People do not ask their financial advisers how long they have to live. They ask if they have enough savings.
Having enough money to be comfortable financially in the future is what matters, but without knowing how long their life will be, it is a difficult question to answer. It is one that strikes at the heart of the challenge advisers face in the era of pension freedoms.
People now have the ability to manage their money as they see fit, but this choice means decisions about retirement income are increasingly complex. This point was something we recently tackled at a roundtable with a number of advisers and industry experts who deal with retirement planning.
Trying to determine the exact amount an individual needs to provide for their future is a near impossible feat. Many factors influence whether people have enough for retirement: how much they have saved in various pensions or ISAs, other assets they could potentially rely on, how long they are likely to live, and who else they may have to support financially.
Back to school
Those of us in the profession get absorbed in the numbers: how much people have saved in their pension pot, what shape of income they would like in various phases of retirement, what affect market movements are having on pension savings, and for those entering drawdown, what income level is reasonably sustainable.
We carried out an analysis with technology provider EValue and its stochastic modelling found the sustainable income rate should
be viewed as a sliding scale dependent on a client’s circumstances and attitudes.
This was also the consensus from the advisers and industry experts at the roundtable.

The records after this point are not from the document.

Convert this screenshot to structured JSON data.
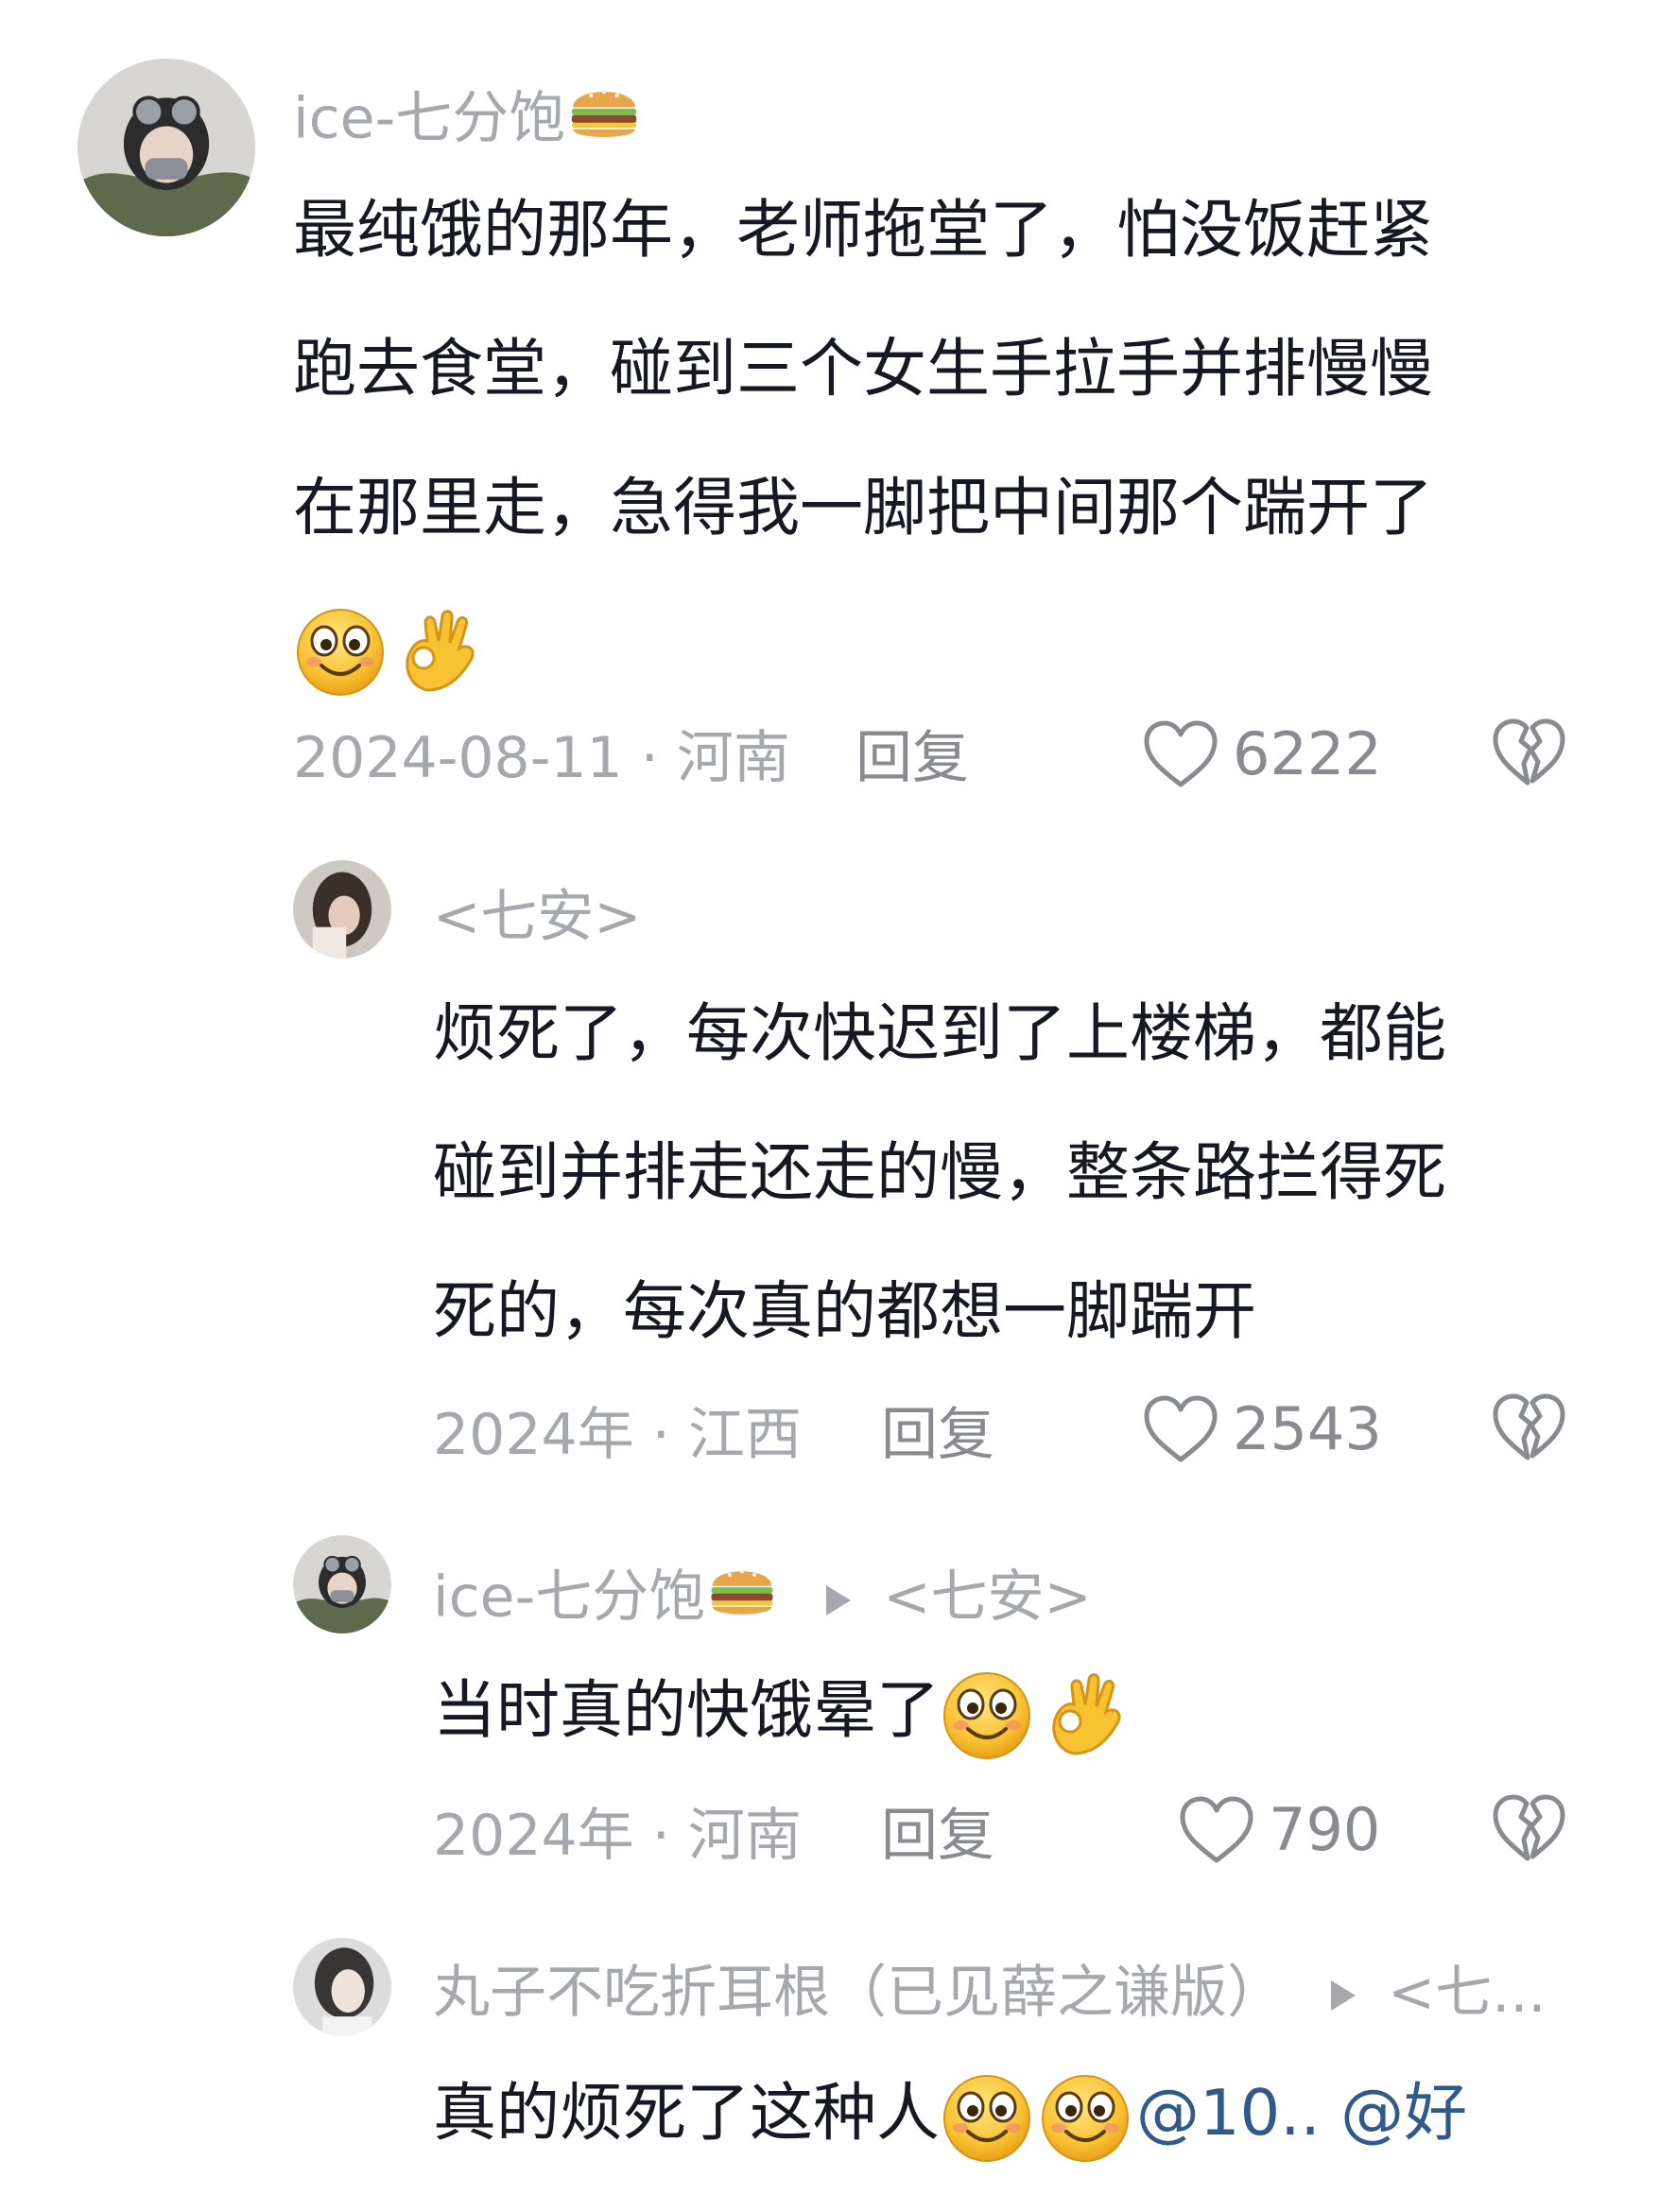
{
  "comments": [
    {
      "username": "ice-七分饱",
      "username_emoji": "burger-emoji",
      "lines": [
        "最纯饿的那年，老师拖堂了，怕没饭赶紧",
        "跑去食堂，碰到三个女生手拉手并排慢慢",
        "在那里走，急得我一脚把中间那个踹开了"
      ],
      "emojis": [
        "smile-emoji",
        "ok-hand-emoji"
      ],
      "meta": "2024-08-11 · 河南",
      "reply_label": "回复",
      "likes": "6222"
    },
    {
      "username": "<七安>",
      "lines": [
        "烦死了，每次快迟到了上楼梯，都能",
        "碰到并排走还走的慢，整条路拦得死",
        "死的，每次真的都想一脚踹开"
      ],
      "meta": "2024年 · 江西",
      "reply_label": "回复",
      "likes": "2543"
    },
    {
      "username": "ice-七分饱",
      "username_emoji": "burger-emoji",
      "reply_to": "<七安>",
      "text": "当时真的快饿晕了",
      "emojis": [
        "smile-emoji",
        "ok-hand-emoji"
      ],
      "meta": "2024年 · 河南",
      "reply_label": "回复",
      "likes": "790"
    },
    {
      "username": "丸子不吃折耳根（已见薛之谦版）",
      "reply_to": "<七...",
      "text": "真的烦死了这种人",
      "emojis": [
        "smile-emoji",
        "smile-emoji"
      ],
      "mentions": [
        "@10..",
        "@好"
      ]
    }
  ],
  "colors": {
    "muted": "#a7a8ad",
    "text": "#161823",
    "mention": "#2f5a8a"
  },
  "icons": {
    "like": "heart-outline-icon",
    "dislike": "broken-heart-icon",
    "reply_arrow": "triangle-right-icon"
  }
}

There is no magic number that can be set at age 65 and left for 30 or 40 years: planning a retirement income is far too complex to be done once or to be boiled down to one number.
While the numbers are important and form the basis of income planning, it is apparent speaking to advisers that it is life events that prompt people to review their retirement plans, and when and how they access savings.
Moving into retirement is one life event, but other triggers include home improvements, paying down debt or long-term care. Something increasingly integral to retirement planning is the desire to support children or grandchildren, to get on the property ladder or pay university fees, for example.
Millennials, the children of those at or near retirement, are, and will remain for the foreseeable future, struggling financially. While people want to support their offspring, one adviser at our roundtable discussion said people should not let the intergenerational tail wag the lifestyle dog. Inheritance planning and wealth transfer should form a key part of later life planning but it is important this does not come at the expense of a retiree’s quality of life.
Research from the Financial Conduct Authority has shown nearly half of all drawdown sales are non-advised and many of the factors that feed into securing the right income level are hard to grasp without the support of professional advice. The financial advice market review has a vital role to play in supporting retirees who go it alone to have wider choices around guidance and advice.
One of the avenues the government is exploring is the role of streamlined advice for decisions such as buying an annuity. The government should widen the net and explore whether streamlined advice could also focus on supporting retirees who have decided they are going to access their pension through drawdown.
If this successfully draws people into the advice arena it could prevent some people struggling financially in later phases of retirement.
Steven Cameron is pensions director at Aegon.